What happens when you take a Montreal-born banjo player of Grenada-Canadian heritage who grew up in a “Folkie” family, was educated in Appalachia, and plunk her down in Arden’s Gild Hall on a Friday night? Magic—of the spellbinding variety. Kater celebrated the release of her third album, Grenades, earlier in the week, and she came, ready to tell a story. She opened the concert with two songs Little Pink and St. Elizabeth, off of her sophomore effort, Nine Pin. The fast banjo and restrained vocals drew the audience into lyrics that explored the dark side of infatuation. Thus introduced, she was ready to showcase her new work. For Grenades, Kater mined her father Deno Hurst’s history as a refugee of war-torn Grenada. In introducing songs La Misére, Grenades, and Poets Be Burned off of the new record, Kater played interludes, snippets of interviews with her father that described the ferocity of Reagan-era U.S. war machine upon the small island nation and her father’s subsequent emigration to Canada. The subject matter alone lent a gravity to her songs that belied the fact that Kater is only twenty-five years old.

 

She is an old soul musically, as well. I detected influences of Nina Simone and Woodie Guthrie. But her use of syncopation in the song Meridian Ground and the imagery and poetic meter of Grenades also brought to mind the more contemporary Jill Scott. This was Kater’s first occasion performing at the Arden Gild Hall and my first time hearing her live. Ron Ozer, top organizer/volunteer for the Arden Concert Gild, says that this album required Kater to employ a more electric, percussive sound—achieved with musicians Andrew Ryan on bass, and Mike Robison on guitar. Previously, she toured as a duo. I’ll take his word for it. What I do know is the all-wood venue of the Arden Gild Hall has great warming acoustics, particularly for an instrument like the banjo. Think Ryman Auditorium.

 

Kater rounded out the performances from her new album with a cover of Gillian Welch’s Everything is Free, a modern treatise on the effect of electronic steaming on musicians, and Ti Chagrin, a French language song written by Kater’s aunt Julia Kater. As an encore, Kater debuted the live performance of her latest single release, New Colossus. As the lights went up, I felt as though I had my musical passport stamped many times over the course of the evening.

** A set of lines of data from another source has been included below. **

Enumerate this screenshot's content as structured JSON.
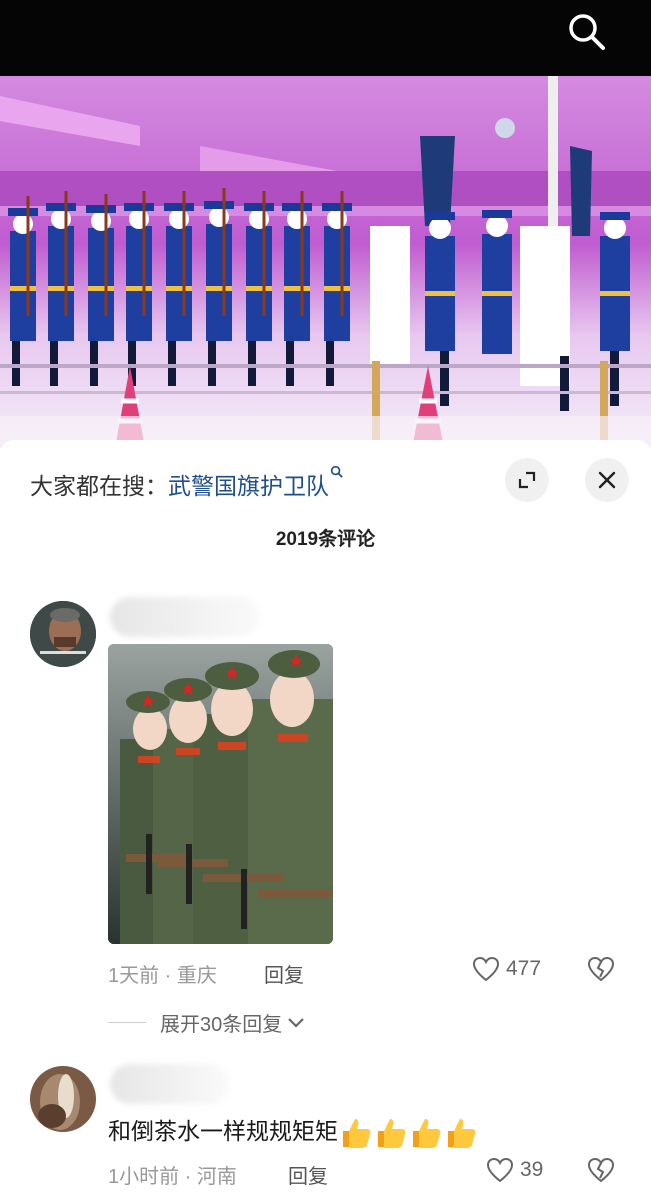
{
  "hot_search": {
    "label": "大家都在搜：",
    "keyword": "武警国旗护卫队"
  },
  "comments_header": {
    "count_label": "2019条评论"
  },
  "comments": [
    {
      "time_location": "1天前 · 重庆",
      "reply_label": "回复",
      "likes": "477",
      "expand_replies": "展开30条回复"
    },
    {
      "text": "和倒茶水一样规规矩矩",
      "time_location": "1小时前 · 河南",
      "reply_label": "回复",
      "likes": "39"
    }
  ],
  "icons": {
    "search": "search-icon",
    "expand": "expand-icon",
    "close": "close-icon",
    "like": "heart-icon",
    "dislike": "broken-heart-icon",
    "chevron": "chevron-down-icon",
    "thumbs_up": "thumbs-up-emoji"
  },
  "colors": {
    "keyword_link": "#1f4e8c",
    "top_bar": "#050505",
    "video_tint": "#c85fd6"
  }
}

If you didn’t catch her this time, Kater will perform at the Philadephia Folksong Society on December 1. It won’t be your last chance. I predict that, though she plumbed the depths of musical expression and human experience on Friday night, we have only begun to scratch the surface of what Kaia Kater will demonstrate throughout her career.

 

Check out Arden Concert Gild for news of upcoming concert events.

 

 

Photo of Kaia Kater IN Arden by Joe del Tufo.